Nothing but a number is expected: the count of lines in the data below that include "title".

☆ ☆ ☆ ☆ ☆

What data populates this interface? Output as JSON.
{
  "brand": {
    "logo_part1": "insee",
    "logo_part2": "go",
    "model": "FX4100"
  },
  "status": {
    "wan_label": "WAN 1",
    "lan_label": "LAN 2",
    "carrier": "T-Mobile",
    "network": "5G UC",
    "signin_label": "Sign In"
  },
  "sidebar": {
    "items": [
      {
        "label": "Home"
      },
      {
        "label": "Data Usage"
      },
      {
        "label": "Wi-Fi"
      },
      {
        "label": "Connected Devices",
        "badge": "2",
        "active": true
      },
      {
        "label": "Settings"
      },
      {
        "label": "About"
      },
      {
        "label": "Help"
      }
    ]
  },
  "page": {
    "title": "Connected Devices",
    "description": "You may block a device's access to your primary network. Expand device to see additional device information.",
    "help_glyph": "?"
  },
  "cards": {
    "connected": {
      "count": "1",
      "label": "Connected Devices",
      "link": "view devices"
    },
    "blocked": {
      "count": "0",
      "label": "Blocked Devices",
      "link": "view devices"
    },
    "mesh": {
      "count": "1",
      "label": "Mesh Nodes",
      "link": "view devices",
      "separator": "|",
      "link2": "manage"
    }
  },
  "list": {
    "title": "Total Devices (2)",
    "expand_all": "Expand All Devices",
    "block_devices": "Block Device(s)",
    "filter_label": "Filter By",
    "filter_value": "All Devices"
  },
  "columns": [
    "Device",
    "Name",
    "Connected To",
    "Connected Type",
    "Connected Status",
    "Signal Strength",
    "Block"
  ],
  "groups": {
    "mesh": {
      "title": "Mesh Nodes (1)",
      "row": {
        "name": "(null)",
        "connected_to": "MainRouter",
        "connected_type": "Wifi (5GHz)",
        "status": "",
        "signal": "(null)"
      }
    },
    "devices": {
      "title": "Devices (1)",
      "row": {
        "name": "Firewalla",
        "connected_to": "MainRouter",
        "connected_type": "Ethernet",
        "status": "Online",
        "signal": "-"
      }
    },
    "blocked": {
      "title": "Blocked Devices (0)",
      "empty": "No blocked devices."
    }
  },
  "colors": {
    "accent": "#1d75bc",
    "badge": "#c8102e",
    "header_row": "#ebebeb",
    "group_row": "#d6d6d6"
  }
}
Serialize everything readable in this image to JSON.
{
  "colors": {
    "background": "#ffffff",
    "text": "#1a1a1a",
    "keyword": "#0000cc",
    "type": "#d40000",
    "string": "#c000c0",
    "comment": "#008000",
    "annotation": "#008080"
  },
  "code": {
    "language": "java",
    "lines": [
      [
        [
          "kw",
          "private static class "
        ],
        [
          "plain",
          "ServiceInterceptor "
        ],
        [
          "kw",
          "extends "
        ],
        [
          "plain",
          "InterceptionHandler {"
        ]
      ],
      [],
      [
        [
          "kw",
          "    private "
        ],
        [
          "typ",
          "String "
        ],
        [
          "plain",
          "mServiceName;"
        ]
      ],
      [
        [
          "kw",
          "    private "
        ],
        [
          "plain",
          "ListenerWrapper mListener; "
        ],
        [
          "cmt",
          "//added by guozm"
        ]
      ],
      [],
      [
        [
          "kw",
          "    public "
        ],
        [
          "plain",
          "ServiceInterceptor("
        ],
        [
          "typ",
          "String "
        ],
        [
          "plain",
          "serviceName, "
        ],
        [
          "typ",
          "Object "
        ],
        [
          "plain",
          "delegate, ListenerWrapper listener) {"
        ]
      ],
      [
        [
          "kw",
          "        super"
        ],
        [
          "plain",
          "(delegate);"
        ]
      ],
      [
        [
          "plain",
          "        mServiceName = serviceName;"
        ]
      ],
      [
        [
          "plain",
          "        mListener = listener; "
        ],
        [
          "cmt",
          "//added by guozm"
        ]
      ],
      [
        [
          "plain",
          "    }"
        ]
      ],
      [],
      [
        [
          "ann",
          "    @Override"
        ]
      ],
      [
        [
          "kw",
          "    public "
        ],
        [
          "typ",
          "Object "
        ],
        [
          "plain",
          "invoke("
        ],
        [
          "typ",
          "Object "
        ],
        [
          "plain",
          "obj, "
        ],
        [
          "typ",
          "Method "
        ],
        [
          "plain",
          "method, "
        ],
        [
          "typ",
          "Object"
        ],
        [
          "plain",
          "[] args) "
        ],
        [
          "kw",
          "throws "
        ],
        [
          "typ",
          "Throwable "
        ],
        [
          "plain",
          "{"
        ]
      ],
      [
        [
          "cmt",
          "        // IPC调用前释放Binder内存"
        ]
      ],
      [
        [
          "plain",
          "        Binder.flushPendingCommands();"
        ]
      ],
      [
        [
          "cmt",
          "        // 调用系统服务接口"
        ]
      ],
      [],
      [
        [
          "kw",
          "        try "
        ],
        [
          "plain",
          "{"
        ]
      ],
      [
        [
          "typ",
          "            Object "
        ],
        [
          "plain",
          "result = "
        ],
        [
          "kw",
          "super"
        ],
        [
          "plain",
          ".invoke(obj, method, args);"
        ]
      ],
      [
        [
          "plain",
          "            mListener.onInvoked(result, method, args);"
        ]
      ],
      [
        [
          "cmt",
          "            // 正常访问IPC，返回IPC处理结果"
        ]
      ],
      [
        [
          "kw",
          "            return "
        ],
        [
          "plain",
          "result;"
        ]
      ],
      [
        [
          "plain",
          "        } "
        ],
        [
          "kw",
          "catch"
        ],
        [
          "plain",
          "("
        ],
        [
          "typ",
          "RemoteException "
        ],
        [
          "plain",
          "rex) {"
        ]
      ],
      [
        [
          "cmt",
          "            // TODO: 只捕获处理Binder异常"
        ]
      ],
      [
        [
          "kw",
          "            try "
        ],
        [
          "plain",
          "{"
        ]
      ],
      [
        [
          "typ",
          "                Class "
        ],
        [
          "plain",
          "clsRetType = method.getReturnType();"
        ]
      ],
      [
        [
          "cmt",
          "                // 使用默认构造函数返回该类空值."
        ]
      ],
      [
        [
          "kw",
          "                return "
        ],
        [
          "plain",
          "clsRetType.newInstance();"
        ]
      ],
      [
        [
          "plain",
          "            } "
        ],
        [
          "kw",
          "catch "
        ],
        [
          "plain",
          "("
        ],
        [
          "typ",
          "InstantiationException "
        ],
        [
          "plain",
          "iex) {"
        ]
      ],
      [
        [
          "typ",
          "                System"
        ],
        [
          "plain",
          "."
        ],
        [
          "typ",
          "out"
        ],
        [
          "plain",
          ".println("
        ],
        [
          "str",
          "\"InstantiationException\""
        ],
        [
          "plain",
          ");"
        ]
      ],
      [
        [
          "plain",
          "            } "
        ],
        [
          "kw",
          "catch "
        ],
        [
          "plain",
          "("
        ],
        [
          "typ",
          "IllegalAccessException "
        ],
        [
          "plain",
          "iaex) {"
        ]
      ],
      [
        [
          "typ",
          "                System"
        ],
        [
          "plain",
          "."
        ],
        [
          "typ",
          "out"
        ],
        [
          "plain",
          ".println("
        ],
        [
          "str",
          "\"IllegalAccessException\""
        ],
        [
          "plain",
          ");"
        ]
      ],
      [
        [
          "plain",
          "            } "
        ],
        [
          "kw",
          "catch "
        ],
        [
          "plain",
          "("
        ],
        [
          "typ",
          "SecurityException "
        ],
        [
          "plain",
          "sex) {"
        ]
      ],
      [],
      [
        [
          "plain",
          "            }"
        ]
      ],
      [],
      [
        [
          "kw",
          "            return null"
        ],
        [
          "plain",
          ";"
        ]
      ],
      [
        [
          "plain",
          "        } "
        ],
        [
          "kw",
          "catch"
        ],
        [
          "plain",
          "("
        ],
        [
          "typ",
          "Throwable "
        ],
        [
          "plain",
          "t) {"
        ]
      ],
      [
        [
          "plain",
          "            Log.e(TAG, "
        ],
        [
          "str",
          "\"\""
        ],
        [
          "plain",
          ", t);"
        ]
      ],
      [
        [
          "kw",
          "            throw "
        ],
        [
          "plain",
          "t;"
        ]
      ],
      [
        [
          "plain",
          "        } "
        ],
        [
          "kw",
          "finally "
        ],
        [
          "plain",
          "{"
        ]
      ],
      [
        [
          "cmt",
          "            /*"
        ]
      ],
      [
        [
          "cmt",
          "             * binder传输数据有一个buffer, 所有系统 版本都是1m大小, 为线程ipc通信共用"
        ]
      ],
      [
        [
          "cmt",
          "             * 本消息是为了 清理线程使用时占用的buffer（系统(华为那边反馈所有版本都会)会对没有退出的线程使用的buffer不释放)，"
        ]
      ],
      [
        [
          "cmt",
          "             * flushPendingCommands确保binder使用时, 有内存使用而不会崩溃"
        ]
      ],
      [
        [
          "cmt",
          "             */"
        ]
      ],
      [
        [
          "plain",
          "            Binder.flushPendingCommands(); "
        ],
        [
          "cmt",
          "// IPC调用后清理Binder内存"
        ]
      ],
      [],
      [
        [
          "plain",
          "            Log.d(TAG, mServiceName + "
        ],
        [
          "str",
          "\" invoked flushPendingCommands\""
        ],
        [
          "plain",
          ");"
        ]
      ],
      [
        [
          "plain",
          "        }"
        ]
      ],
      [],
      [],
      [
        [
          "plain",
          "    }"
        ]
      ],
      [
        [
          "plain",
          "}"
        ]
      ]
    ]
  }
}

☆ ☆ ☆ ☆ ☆

__RESULT FOR THIS TASK__. 5